Court also upholds interpretation of file wrapper estoppel in precedent-setting case
Prosecution files are admissible to rebut representations made by a patentee on the construction of a claim in a patent, the Federal Court of Appeal has found in dismissing an appeal in a precedent-setting patent case.
In upholding a Federal Court interpretation of file wrapper estoppel, the Federal Court of Appeal also supported summary judgment as a cost-effective procedural route to exit unmeritorious patent actions – the first time it had done so.
“This was the first case in the past two decades, to my knowledge, that the Federal Court issued a summary judgment dismissing a patent application on substantive grounds,” says Patrick S. Smith of Gowling WLG, lead counsel for the successful respondent in CanMar Foods Ltd. v. TA Foods Ltd.
“Implicit in the TA Foods decision from the Federal Court of Appeal is the acceptance that summary judgment is an available procedural route to dispose of patent matters that do not need to be decided at trial,” which can substantially reduce the cost of litigation; and since the Federal Court’s decision in this case there have been three other summary judgment decisions in other patent cases, Smith adds.
In dismissing the appeal, the Federal Court of Appeal also upheld Federal Court Justice Michael Manson’s interpretation of the recently enacted “file wrapper” (i.e., patent prosecution history) estoppel provision, Section 53.1, which was added to Canada's Patent Act in December 2018. That new provision allows prosecution histories into evidence in patent proceedings to rebut representations made by the patentee regarding claim construction, i.e., the process in which courts interpret the meaning and scope of a patent’s claims.
The leading cases concerning claim construction in Canada are a pair of Supreme Court of Canada decisions released on December 15, 2000: Free World Trust v. Électro Santé Inc. and Whirlpool Corp. v. Camco Inc. In those cases “the Supreme Court was basically laying out a set of rules about how courts should go about construing patents,” says Smith, who is leader of Gowlings’ Calgary office’s Intellectual Property Group and a member of the firm’s Patents and Life Sciences groups.
“And one of the questions was, should courts make use of the negotiations that take place in the patent office concerning the scope of claims?”
The Supreme Court decided against this, rejecting the principle of file wrapper estoppel and finding that “allow[ing] such extrinsic evidence for the purpose of defining the monopoly [of the patent] would undermine the public notice function of the claims, and increase uncertainty as well as fuelling the already overheated engines of patent litigation.”

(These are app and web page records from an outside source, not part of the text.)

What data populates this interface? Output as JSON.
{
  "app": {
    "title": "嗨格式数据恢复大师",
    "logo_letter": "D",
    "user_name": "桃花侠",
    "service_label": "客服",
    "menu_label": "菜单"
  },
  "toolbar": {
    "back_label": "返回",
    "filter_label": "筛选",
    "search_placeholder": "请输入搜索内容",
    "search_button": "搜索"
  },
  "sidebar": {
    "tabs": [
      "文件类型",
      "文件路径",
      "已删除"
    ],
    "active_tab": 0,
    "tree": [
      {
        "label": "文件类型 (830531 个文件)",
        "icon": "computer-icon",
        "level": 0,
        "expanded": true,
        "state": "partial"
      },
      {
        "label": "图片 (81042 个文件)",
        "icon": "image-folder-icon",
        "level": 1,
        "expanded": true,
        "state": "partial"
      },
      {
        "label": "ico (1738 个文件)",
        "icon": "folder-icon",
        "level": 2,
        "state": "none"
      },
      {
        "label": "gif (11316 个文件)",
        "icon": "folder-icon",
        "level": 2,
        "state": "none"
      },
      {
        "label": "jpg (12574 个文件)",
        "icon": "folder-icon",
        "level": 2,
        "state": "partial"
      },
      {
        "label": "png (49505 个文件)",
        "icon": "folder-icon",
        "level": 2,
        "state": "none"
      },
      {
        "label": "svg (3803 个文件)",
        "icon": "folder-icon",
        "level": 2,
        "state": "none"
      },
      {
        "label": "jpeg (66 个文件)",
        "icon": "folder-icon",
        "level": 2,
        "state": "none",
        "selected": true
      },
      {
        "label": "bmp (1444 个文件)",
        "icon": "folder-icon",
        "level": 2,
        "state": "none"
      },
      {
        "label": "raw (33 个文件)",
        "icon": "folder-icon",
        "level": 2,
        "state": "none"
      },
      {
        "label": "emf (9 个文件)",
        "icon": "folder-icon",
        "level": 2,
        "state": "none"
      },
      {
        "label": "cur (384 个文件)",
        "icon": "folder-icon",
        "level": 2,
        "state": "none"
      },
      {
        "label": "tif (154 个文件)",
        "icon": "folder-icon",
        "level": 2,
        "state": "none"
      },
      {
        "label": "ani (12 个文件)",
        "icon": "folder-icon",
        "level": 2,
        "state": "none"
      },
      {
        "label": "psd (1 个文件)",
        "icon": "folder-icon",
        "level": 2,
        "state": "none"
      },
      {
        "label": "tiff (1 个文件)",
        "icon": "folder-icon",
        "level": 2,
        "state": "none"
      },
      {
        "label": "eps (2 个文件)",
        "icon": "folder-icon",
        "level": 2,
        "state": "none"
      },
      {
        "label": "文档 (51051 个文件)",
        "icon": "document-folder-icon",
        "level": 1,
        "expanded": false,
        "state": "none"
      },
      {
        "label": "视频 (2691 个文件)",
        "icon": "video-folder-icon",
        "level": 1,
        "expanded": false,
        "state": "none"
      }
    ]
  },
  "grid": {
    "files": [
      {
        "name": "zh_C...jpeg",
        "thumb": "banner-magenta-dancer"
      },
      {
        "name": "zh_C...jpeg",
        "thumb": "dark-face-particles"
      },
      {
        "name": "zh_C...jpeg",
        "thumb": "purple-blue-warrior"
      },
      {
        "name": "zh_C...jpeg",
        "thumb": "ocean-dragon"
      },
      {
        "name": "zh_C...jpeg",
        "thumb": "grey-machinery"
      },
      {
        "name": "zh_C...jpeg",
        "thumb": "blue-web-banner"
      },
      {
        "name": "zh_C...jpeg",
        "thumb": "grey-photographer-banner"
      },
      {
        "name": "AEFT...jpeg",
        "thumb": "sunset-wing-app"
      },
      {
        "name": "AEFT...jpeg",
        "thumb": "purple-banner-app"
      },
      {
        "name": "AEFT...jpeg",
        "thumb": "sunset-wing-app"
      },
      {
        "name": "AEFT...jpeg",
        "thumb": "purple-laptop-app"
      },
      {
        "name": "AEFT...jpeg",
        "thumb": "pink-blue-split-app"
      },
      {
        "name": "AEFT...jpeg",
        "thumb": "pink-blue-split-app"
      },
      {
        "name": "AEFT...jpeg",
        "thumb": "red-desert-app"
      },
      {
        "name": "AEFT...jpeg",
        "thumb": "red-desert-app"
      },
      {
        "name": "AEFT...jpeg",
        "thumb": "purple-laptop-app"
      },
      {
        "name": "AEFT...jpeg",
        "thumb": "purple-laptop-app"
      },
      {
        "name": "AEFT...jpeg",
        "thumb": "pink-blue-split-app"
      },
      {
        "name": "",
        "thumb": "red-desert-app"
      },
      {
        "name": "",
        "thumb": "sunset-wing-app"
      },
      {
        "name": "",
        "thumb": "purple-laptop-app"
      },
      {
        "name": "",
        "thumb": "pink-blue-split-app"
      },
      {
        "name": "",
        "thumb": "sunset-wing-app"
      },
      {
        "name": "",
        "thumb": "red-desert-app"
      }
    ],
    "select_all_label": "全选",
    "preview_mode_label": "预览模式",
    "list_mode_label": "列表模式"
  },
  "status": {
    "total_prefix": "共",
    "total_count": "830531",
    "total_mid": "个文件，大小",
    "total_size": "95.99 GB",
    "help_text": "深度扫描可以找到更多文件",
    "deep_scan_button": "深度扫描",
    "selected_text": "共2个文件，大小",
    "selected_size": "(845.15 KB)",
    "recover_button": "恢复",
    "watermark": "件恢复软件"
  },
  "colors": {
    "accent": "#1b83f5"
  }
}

But in amending the Patent Act in 2018, Parliament legislated that “to rebut any representation made by a patentee during the prosecution of a patent in Canada, you can introduce communications between the patentee and the commissioner of patents,” Smith notes. The TA Foods case “was the first chance that the Federal Court had to interpret the new section 53.1 of the Patent Act.”
The patent at issue in this case related to a process for roasting oil seeds, in particular flax; the litigation involved two Saskatchewan corporations that are competitors in the business of manufacturing flax seed products, including roasted flax seed products. The original claims filed by CanMar Foods Ltd. in Canada, for “Methods for Roasting Oil Seed, and Roasted Oil Seed Products,” required that the flax be heated to a certain temperature, but did not specify how the heating was to occur. In the United States, for the application corresponding to the Canadian patent at issue, the examiner cited a document by an inventor named Newton that heated oil seeds, or grain, by way of infrared radiation. Therefore, the patentee CanMar Foods Ltd. restricted its claims in the U.S. to heating by way of a stream of air, purposely exempting heating by way of “infrared radiation” from the scope of its claims. Subsequently, CanMar limited its claims in Canada to correspond to the amended U.S. claims.
TA Foods, a producer/roaster of grains, including flax, had purchased a roasting machine, the Micronizer, manufactured by the Micronizing Company founded by Newton, inventor of the infrared heating technology cited by the patent examiner in the U.S. Although it had disclaimed, or prevented the inclusion of, infrared radiation from the scope of its patent claims, CanMar Foods later sued TA Foods for patent infringement, suggesting that infrared radiation was included within the limitation of “heating by way of a stream of air.”
“The construction question was,” says Smith, “whether the court should look at what was said in the prosecution of the Canadian patent, and possibly what CanMar said during the prosecution of its United States patent?”
The Federal Court’s Justice Manson “came to the conclusion that the respondent did not infringe the [original] ‘376 Patent, and further saw no genuine issue for trial,” Federal Court of Appeal Justice Yves de Montigny wrote in his decision dismissing CanMar Food’s appeal.
“In my view, Justice Manson did not err in finding that TA Foods’ only process for roasting oil seeds such as flax does not infringe any claim of the ‘376 Patent, and in granting summary judgment dismissing CanMar’s patent infringement action,” he wrote.
“In the case at bar, Justice Manson saw two elements weighing in favour of considering the U.S. prosecution history as an admissible extrinsic aid to the construction of the ‘376 Patent. First, the appellant expressly acknowledges that the claims of the ‘376 Patent have been amended to be substantially the same as the corresponding claims of the ‘405 Application in the United States. Second, the patentee admits that the amendments have limited the scope of the claims to overcome the novelty and obviousness concerns of the type raised before the PTO …”
In supporting the Federal Court judge’s conclusions in the case, Justice de Montigny nonetheless found that “the Judge should have refrained from taking into consideration the prosecution history of the corresponding U.S. Application in the circumstances of this case. With respect to the broader issue of whether the prosecution history of a foreign application can ever be considered pursuant to section 53.1 of the Patent Act, as a result of incorporation by reference or otherwise, I wish to express no firm views on the matter.”
The Federal Court decision was recognized as the Canadian Patent Impact Case of the Year by Managing Intellectual Property (MIP) Americas Awards 2020. Gowling WLG represented TA Foods both at trial and on appeal.